● **Source records**:
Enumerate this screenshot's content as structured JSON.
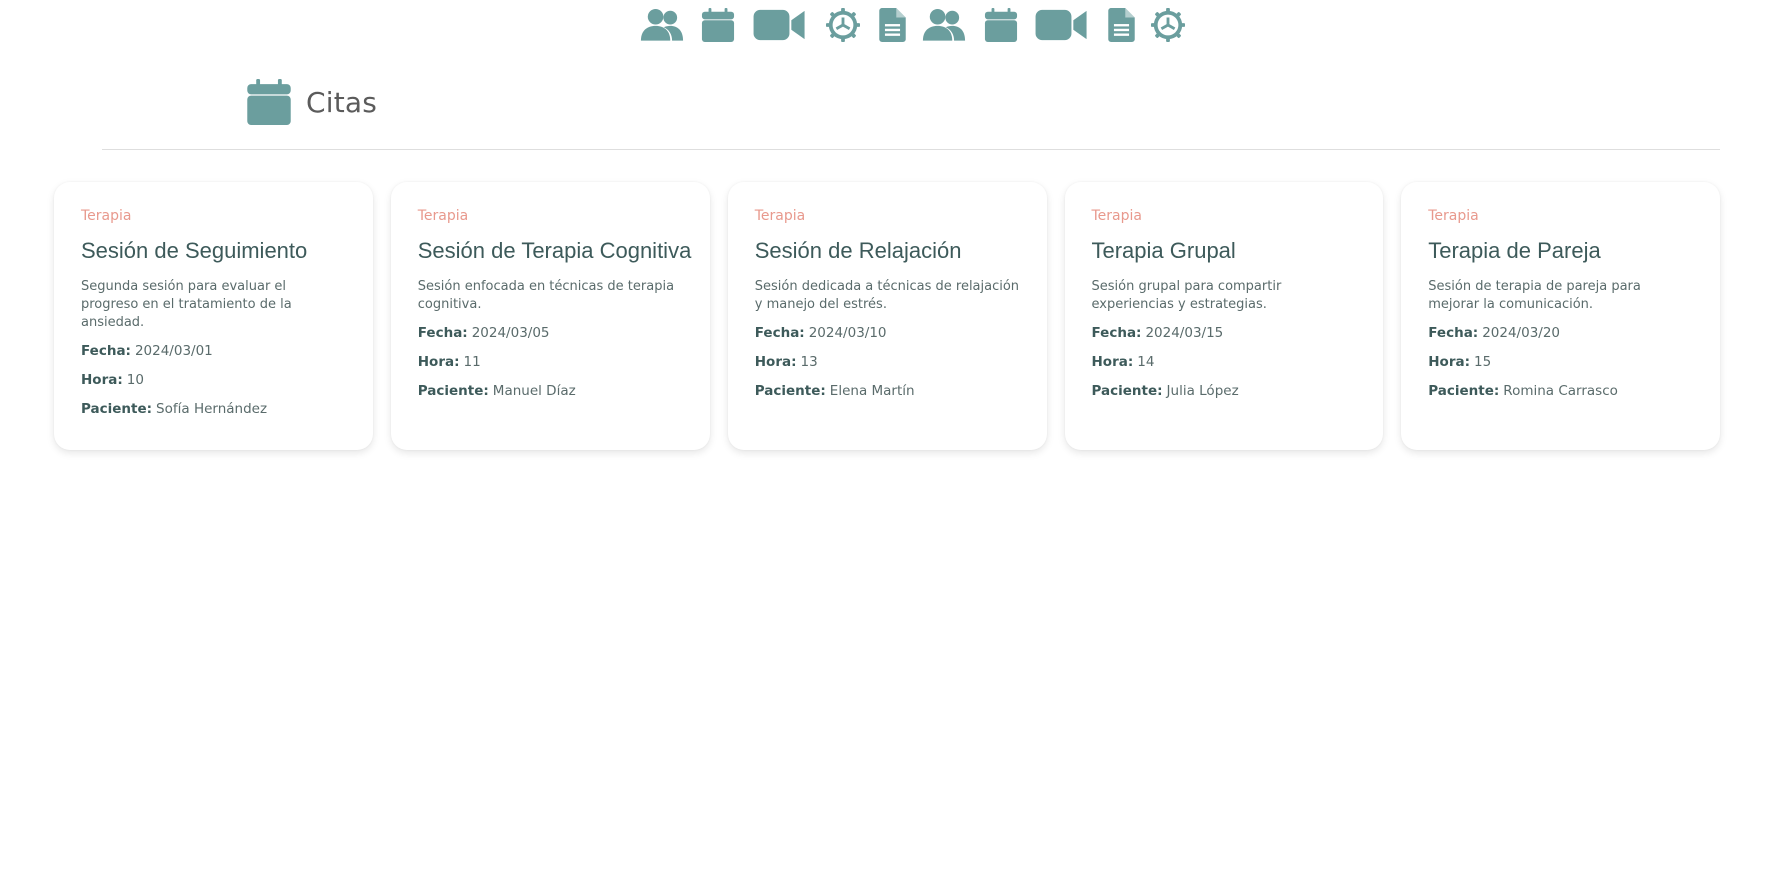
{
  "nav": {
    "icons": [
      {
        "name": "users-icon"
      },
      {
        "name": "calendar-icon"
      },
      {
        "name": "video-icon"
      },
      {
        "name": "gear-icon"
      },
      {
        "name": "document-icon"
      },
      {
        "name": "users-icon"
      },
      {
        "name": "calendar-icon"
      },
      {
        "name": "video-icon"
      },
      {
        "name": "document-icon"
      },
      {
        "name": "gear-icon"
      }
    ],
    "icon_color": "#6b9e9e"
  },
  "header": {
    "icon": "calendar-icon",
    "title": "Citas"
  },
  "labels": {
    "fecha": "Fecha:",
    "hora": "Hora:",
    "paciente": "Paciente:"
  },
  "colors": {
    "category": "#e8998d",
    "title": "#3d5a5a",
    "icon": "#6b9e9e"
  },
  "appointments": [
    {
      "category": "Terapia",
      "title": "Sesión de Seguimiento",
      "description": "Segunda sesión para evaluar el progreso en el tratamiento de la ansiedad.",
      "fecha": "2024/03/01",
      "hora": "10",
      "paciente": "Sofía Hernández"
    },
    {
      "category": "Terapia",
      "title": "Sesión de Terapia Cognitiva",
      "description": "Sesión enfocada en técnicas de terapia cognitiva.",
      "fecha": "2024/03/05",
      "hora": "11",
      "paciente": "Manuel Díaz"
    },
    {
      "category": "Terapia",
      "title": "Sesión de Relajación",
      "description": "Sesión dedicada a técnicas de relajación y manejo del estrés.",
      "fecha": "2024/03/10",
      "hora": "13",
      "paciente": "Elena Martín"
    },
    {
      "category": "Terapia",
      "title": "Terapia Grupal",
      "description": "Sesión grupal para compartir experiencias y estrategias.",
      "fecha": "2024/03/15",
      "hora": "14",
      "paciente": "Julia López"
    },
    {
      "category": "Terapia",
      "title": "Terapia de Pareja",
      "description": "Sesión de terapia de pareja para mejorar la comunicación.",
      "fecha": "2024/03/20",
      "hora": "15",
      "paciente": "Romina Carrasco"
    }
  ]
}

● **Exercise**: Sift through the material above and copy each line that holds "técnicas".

● **Your response**:
      "description": "Sesión enfocada en técnicas de terapia cognitiva.",
      "description": "Sesión dedicada a técnicas de relajación y manejo del estrés.",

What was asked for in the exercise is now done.